This entry was posted on Thursday, September 22nd, 2011 at 6:40 AM
The staging was stark, dark and fabulous, and sitting there watching some excellent performances from the small cast of seven, I was reminded how much our language owes to Shakespeare.
OK. I know you Bard haters and detractors will disagree but so many of his phrases are still commonplace in our language almost four centuries after his death.
Pound of flesh, from Merchant of Venice, is perhaps one of the most famous but during Macbeth last night I noted, ‘milk of human kindness’, and even ‘knock, knock, who’s there’. I have to admit, the latter did sound strangely out of context!
And apparently, although he didn’t invent the word, the play also claims the first recorded use of the word ‘assassination’. I learned that from reading ‘1599 – A year in the Life of William Shakespeare’ by James Shapiro (published by Faber and Faber ISBN 0-571-21480-0).
Shapiro also says that over the course of Henry the Fifth, Shakespeare invented more than 20 new words. They include: impawn; womby vaultages (my favourite); nook-smitten (a close second); congreeted; enscheduled (sounds like modern-day management speak); and curselaire. I suppose it just goes to show that Will wasn’t always so successful at inventing resonating, century-spanning words.
Here are a couple more everyday phrases that came from Shakespeare’s quill:
All that glisters is not gold – Merchant of Venice
As luck would have it – The Merry Wives of Windsor
Green-eyed monster – Othello
You’ll find 133 more at The Phrase Finder
And why not find out your writing stacks up against Shakespeare’s by taking the ‘How Shakespearean are you?’ test on the OxfordWords blog. It’s great fun!

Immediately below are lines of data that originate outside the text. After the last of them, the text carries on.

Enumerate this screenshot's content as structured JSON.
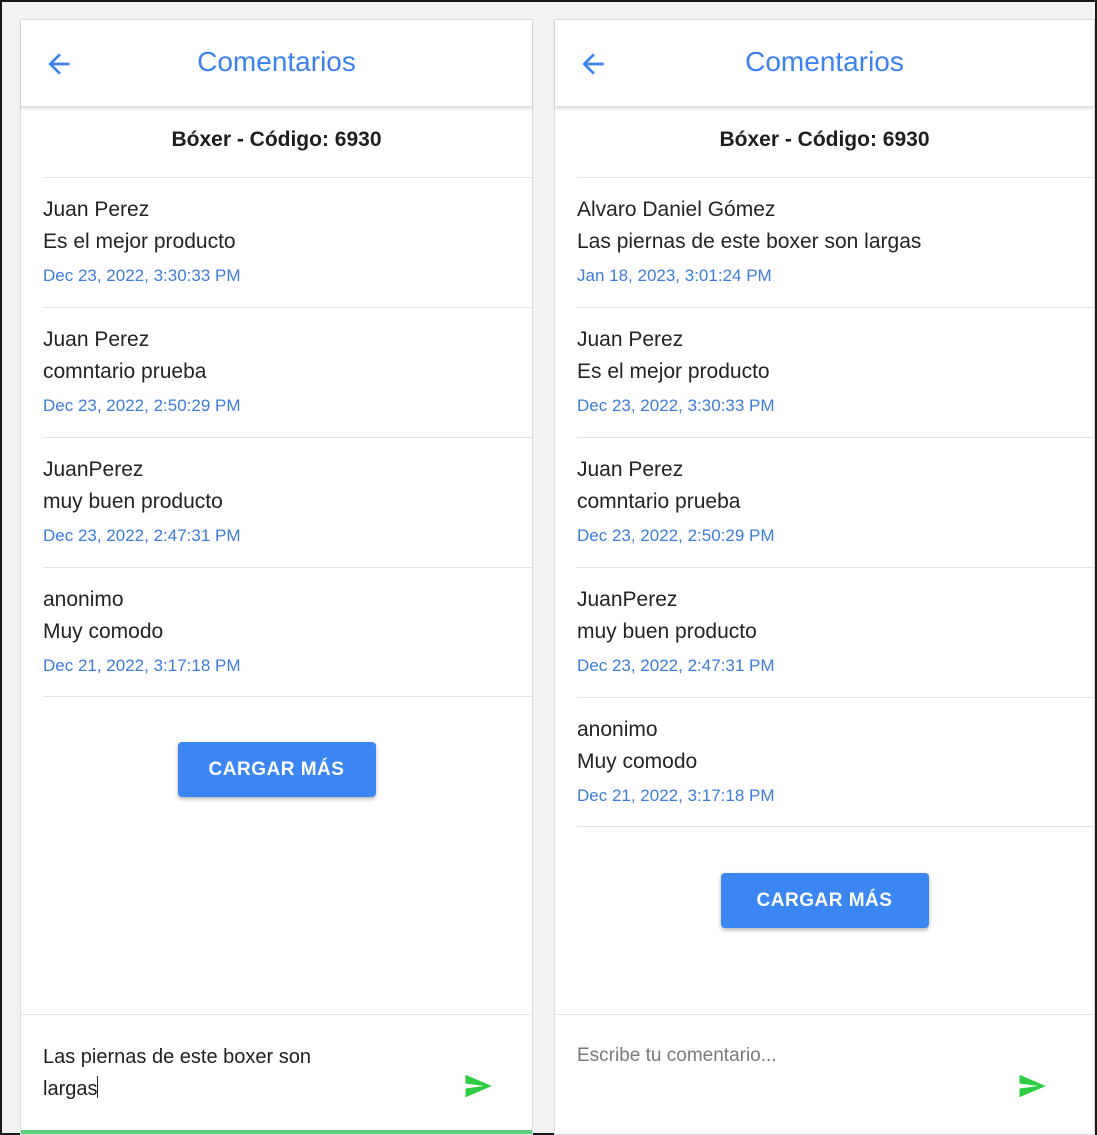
{
  "colors": {
    "accent": "#3b82f0",
    "send": "#2ecc40",
    "focus": "#5fd17e"
  },
  "left": {
    "title": "Comentarios",
    "product": "Bóxer - Código: 6930",
    "comments": [
      {
        "author": "Juan Perez",
        "text": "Es el mejor producto",
        "date": "Dec 23, 2022, 3:30:33 PM"
      },
      {
        "author": "Juan Perez",
        "text": "comntario prueba",
        "date": "Dec 23, 2022, 2:50:29 PM"
      },
      {
        "author": "JuanPerez",
        "text": "muy buen producto",
        "date": "Dec 23, 2022, 2:47:31 PM"
      },
      {
        "author": "anonimo",
        "text": "Muy comodo",
        "date": "Dec 21, 2022, 3:17:18 PM"
      }
    ],
    "load_more": "CARGAR MÁS",
    "input_value_line1": "Las piernas de este boxer son",
    "input_value_line2": "largas"
  },
  "right": {
    "title": "Comentarios",
    "product": "Bóxer - Código: 6930",
    "comments": [
      {
        "author": "Alvaro Daniel Gómez",
        "text": "Las piernas de este boxer son largas",
        "date": "Jan 18, 2023, 3:01:24 PM"
      },
      {
        "author": "Juan Perez",
        "text": "Es el mejor producto",
        "date": "Dec 23, 2022, 3:30:33 PM"
      },
      {
        "author": "Juan Perez",
        "text": "comntario prueba",
        "date": "Dec 23, 2022, 2:50:29 PM"
      },
      {
        "author": "JuanPerez",
        "text": "muy buen producto",
        "date": "Dec 23, 2022, 2:47:31 PM"
      },
      {
        "author": "anonimo",
        "text": "Muy comodo",
        "date": "Dec 21, 2022, 3:17:18 PM"
      }
    ],
    "load_more": "CARGAR MÁS",
    "input_placeholder": "Escribe tu comentario..."
  },
  "icons": {
    "back": "arrow-left-icon",
    "send": "send-icon"
  }
}
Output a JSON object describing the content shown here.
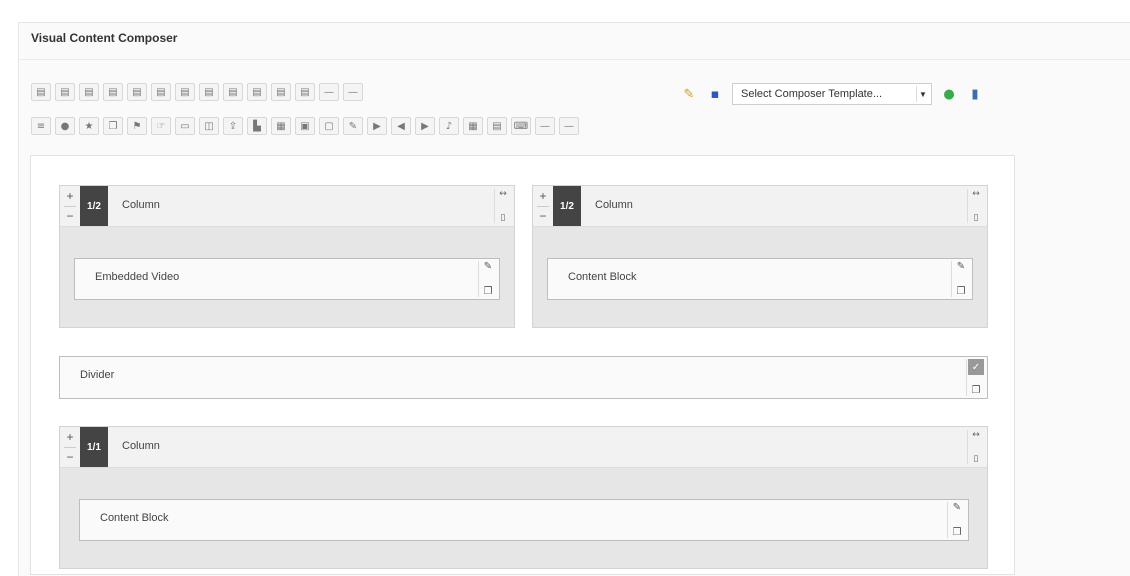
{
  "panel": {
    "title": "Visual Content Composer"
  },
  "toolbar_row1": {
    "items": [
      {
        "icon": "image-icon",
        "glyph": "▤"
      },
      {
        "icon": "image-icon",
        "glyph": "▤"
      },
      {
        "icon": "image-icon",
        "glyph": "▤"
      },
      {
        "icon": "image-icon",
        "glyph": "▤"
      },
      {
        "icon": "image-icon",
        "glyph": "▤"
      },
      {
        "icon": "image-icon",
        "glyph": "▤"
      },
      {
        "icon": "image-icon",
        "glyph": "▤"
      },
      {
        "icon": "image-icon",
        "glyph": "▤"
      },
      {
        "icon": "image-icon",
        "glyph": "▤"
      },
      {
        "icon": "image-icon",
        "glyph": "▤"
      },
      {
        "icon": "image-icon",
        "glyph": "▤"
      },
      {
        "icon": "image-icon",
        "glyph": "▤"
      },
      {
        "icon": "dash-icon",
        "glyph": "—"
      },
      {
        "icon": "dash-icon",
        "glyph": "—"
      }
    ]
  },
  "toolbar_row2": {
    "items": [
      {
        "icon": "list-icon",
        "glyph": "≡"
      },
      {
        "icon": "circle-icon",
        "glyph": "●"
      },
      {
        "icon": "star-icon",
        "glyph": "★"
      },
      {
        "icon": "layers-icon",
        "glyph": "❐"
      },
      {
        "icon": "flag-icon",
        "glyph": "⚑"
      },
      {
        "icon": "pointer-icon",
        "glyph": "☞"
      },
      {
        "icon": "box-icon",
        "glyph": "▭"
      },
      {
        "icon": "panel-icon",
        "glyph": "◫"
      },
      {
        "icon": "upload-icon",
        "glyph": "⇪"
      },
      {
        "icon": "chart-icon",
        "glyph": "▙"
      },
      {
        "icon": "film-icon",
        "glyph": "▦"
      },
      {
        "icon": "doc-icon",
        "glyph": "▣"
      },
      {
        "icon": "window-icon",
        "glyph": "▢"
      },
      {
        "icon": "edit-icon",
        "glyph": "✎"
      },
      {
        "icon": "video-icon",
        "glyph": "▶"
      },
      {
        "icon": "audio-icon",
        "glyph": "◀"
      },
      {
        "icon": "video-icon",
        "glyph": "▶"
      },
      {
        "icon": "note-icon",
        "glyph": "♪"
      },
      {
        "icon": "grid-icon",
        "glyph": "▦"
      },
      {
        "icon": "table-icon",
        "glyph": "▤"
      },
      {
        "icon": "code-icon",
        "glyph": "⌨"
      },
      {
        "icon": "dash-icon",
        "glyph": "—"
      },
      {
        "icon": "dash-icon",
        "glyph": "—"
      }
    ]
  },
  "right_tools": {
    "paint_icon": "✎",
    "save_icon": "▪",
    "template_select": "Select Composer Template...",
    "add_icon": "●",
    "delete_icon": "▮"
  },
  "rows": {
    "col_a": {
      "badge": "1/2",
      "label": "Column",
      "block": "Embedded Video"
    },
    "col_b": {
      "badge": "1/2",
      "label": "Column",
      "block": "Content Block"
    },
    "divider": {
      "label": "Divider"
    },
    "col_c": {
      "badge": "1/1",
      "label": "Column",
      "block": "Content Block"
    }
  },
  "glyphs": {
    "plus": "+",
    "minus": "−",
    "arrows": "↔",
    "trash": "▯",
    "pencil": "✎",
    "copy": "❐",
    "check": "✓"
  },
  "colors": {
    "badge_bg": "#444444",
    "paint_icon": "#d4a300",
    "save_icon": "#2a56c6",
    "add_icon": "#3bab4a",
    "delete_icon": "#3a6cb0"
  }
}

*By the the way, the first part of this post’s title – ‘household words’ – is borrowed from the Saint Crispin’s Day speech in Henry V.
What are your favourite Shakespeare phrases?